§ Extracted records

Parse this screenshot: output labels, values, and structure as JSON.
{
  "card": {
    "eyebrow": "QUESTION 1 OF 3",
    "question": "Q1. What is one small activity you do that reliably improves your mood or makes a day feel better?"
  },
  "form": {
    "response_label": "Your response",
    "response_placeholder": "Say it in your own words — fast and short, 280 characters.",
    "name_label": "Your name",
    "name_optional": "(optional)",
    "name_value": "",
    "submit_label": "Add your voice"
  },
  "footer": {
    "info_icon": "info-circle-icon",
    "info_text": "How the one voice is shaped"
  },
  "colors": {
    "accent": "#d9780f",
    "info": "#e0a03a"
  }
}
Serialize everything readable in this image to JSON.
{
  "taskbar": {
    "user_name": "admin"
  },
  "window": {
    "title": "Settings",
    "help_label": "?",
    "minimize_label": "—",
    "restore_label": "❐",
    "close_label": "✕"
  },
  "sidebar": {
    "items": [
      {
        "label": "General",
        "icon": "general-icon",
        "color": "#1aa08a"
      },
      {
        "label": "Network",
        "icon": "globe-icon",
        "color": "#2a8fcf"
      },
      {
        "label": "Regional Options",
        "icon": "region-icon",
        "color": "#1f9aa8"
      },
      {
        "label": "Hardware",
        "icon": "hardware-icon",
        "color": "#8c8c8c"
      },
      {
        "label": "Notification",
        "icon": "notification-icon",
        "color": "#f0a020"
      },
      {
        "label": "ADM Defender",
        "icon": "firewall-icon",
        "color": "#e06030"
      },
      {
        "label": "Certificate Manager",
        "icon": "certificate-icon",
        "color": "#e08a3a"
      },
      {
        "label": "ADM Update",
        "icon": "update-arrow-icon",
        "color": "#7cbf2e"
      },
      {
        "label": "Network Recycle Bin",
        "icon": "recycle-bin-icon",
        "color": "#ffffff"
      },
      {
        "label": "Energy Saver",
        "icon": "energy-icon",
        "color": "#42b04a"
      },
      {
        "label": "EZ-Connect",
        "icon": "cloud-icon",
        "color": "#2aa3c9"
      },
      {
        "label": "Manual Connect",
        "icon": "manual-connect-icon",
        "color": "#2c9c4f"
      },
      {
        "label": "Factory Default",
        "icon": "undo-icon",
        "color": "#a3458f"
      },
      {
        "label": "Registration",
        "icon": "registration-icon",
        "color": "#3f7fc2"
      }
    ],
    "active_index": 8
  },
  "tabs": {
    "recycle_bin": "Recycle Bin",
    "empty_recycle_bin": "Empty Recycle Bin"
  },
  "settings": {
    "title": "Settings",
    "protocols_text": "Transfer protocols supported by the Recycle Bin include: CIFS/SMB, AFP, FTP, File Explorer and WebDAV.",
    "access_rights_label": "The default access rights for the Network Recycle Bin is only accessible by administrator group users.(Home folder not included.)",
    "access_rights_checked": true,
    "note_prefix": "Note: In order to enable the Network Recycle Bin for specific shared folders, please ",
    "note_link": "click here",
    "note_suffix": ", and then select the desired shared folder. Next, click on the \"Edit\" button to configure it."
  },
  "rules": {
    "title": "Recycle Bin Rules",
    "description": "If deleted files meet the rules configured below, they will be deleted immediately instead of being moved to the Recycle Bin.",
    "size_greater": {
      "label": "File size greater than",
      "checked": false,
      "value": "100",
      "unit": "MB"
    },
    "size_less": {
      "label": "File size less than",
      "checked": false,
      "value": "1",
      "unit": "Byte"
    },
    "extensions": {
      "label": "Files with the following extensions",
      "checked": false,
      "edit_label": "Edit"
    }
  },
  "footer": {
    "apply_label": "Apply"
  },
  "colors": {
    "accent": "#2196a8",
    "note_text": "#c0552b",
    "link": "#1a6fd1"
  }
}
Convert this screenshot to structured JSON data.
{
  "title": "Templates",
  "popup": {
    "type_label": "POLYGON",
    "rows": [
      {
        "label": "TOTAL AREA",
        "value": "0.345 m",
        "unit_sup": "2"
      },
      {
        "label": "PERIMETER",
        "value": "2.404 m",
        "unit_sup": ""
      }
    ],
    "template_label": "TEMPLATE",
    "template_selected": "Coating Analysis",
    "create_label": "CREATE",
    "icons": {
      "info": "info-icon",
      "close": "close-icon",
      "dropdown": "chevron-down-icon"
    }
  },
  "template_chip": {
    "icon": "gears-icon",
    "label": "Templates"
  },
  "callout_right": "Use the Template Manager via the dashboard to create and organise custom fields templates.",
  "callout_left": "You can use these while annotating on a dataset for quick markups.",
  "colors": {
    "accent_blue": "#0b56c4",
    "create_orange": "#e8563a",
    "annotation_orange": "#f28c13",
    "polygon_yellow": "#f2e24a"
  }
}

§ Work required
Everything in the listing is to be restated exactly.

§ Exercise output
Parse this screenshot: output labels, values, and structure as JSON.
{
  "card": {
    "eyebrow": "QUESTION 1 OF 3",
    "question": "Q1. What is one small activity you do that reliably improves your mood or makes a day feel better?"
  },
  "form": {
    "response_label": "Your response",
    "response_placeholder": "Say it in your own words — fast and short, 280 characters.",
    "name_label": "Your name",
    "name_optional": "(optional)",
    "name_value": "",
    "submit_label": "Add your voice"
  },
  "footer": {
    "info_icon": "info-circle-icon",
    "info_text": "How the one voice is shaped"
  },
  "colors": {
    "accent": "#d9780f",
    "info": "#e0a03a"
  }
}
Serialize everything readable in this image to JSON.
{
  "taskbar": {
    "user_name": "admin"
  },
  "window": {
    "title": "Settings",
    "help_label": "?",
    "minimize_label": "—",
    "restore_label": "❐",
    "close_label": "✕"
  },
  "sidebar": {
    "items": [
      {
        "label": "General",
        "icon": "general-icon",
        "color": "#1aa08a"
      },
      {
        "label": "Network",
        "icon": "globe-icon",
        "color": "#2a8fcf"
      },
      {
        "label": "Regional Options",
        "icon": "region-icon",
        "color": "#1f9aa8"
      },
      {
        "label": "Hardware",
        "icon": "hardware-icon",
        "color": "#8c8c8c"
      },
      {
        "label": "Notification",
        "icon": "notification-icon",
        "color": "#f0a020"
      },
      {
        "label": "ADM Defender",
        "icon": "firewall-icon",
        "color": "#e06030"
      },
      {
        "label": "Certificate Manager",
        "icon": "certificate-icon",
        "color": "#e08a3a"
      },
      {
        "label": "ADM Update",
        "icon": "update-arrow-icon",
        "color": "#7cbf2e"
      },
      {
        "label": "Network Recycle Bin",
        "icon": "recycle-bin-icon",
        "color": "#ffffff"
      },
      {
        "label": "Energy Saver",
        "icon": "energy-icon",
        "color": "#42b04a"
      },
      {
        "label": "EZ-Connect",
        "icon": "cloud-icon",
        "color": "#2aa3c9"
      },
      {
        "label": "Manual Connect",
        "icon": "manual-connect-icon",
        "color": "#2c9c4f"
      },
      {
        "label": "Factory Default",
        "icon": "undo-icon",
        "color": "#a3458f"
      },
      {
        "label": "Registration",
        "icon": "registration-icon",
        "color": "#3f7fc2"
      }
    ],
    "active_index": 8
  },
  "tabs": {
    "recycle_bin": "Recycle Bin",
    "empty_recycle_bin": "Empty Recycle Bin"
  },
  "settings": {
    "title": "Settings",
    "protocols_text": "Transfer protocols supported by the Recycle Bin include: CIFS/SMB, AFP, FTP, File Explorer and WebDAV.",
    "access_rights_label": "The default access rights for the Network Recycle Bin is only accessible by administrator group users.(Home folder not included.)",
    "access_rights_checked": true,
    "note_prefix": "Note: In order to enable the Network Recycle Bin for specific shared folders, please ",
    "note_link": "click here",
    "note_suffix": ", and then select the desired shared folder. Next, click on the \"Edit\" button to configure it."
  },
  "rules": {
    "title": "Recycle Bin Rules",
    "description": "If deleted files meet the rules configured below, they will be deleted immediately instead of being moved to the Recycle Bin.",
    "size_greater": {
      "label": "File size greater than",
      "checked": false,
      "value": "100",
      "unit": "MB"
    },
    "size_less": {
      "label": "File size less than",
      "checked": false,
      "value": "1",
      "unit": "Byte"
    },
    "extensions": {
      "label": "Files with the following extensions",
      "checked": false,
      "edit_label": "Edit"
    }
  },
  "footer": {
    "apply_label": "Apply"
  },
  "colors": {
    "accent": "#2196a8",
    "note_text": "#c0552b",
    "link": "#1a6fd1"
  }
}
Convert this screenshot to structured JSON data.
{
  "title": "Templates",
  "popup": {
    "type_label": "POLYGON",
    "rows": [
      {
        "label": "TOTAL AREA",
        "value": "0.345 m",
        "unit_sup": "2"
      },
      {
        "label": "PERIMETER",
        "value": "2.404 m",
        "unit_sup": ""
      }
    ],
    "template_label": "TEMPLATE",
    "template_selected": "Coating Analysis",
    "create_label": "CREATE",
    "icons": {
      "info": "info-icon",
      "close": "close-icon",
      "dropdown": "chevron-down-icon"
    }
  },
  "template_chip": {
    "icon": "gears-icon",
    "label": "Templates"
  },
  "callout_right": "Use the Template Manager via the dashboard to create and organise custom fields templates.",
  "callout_left": "You can use these while annotating on a dataset for quick markups.",
  "colors": {
    "accent_blue": "#0b56c4",
    "create_orange": "#e8563a",
    "annotation_orange": "#f28c13",
    "polygon_yellow": "#f2e24a"
  }
}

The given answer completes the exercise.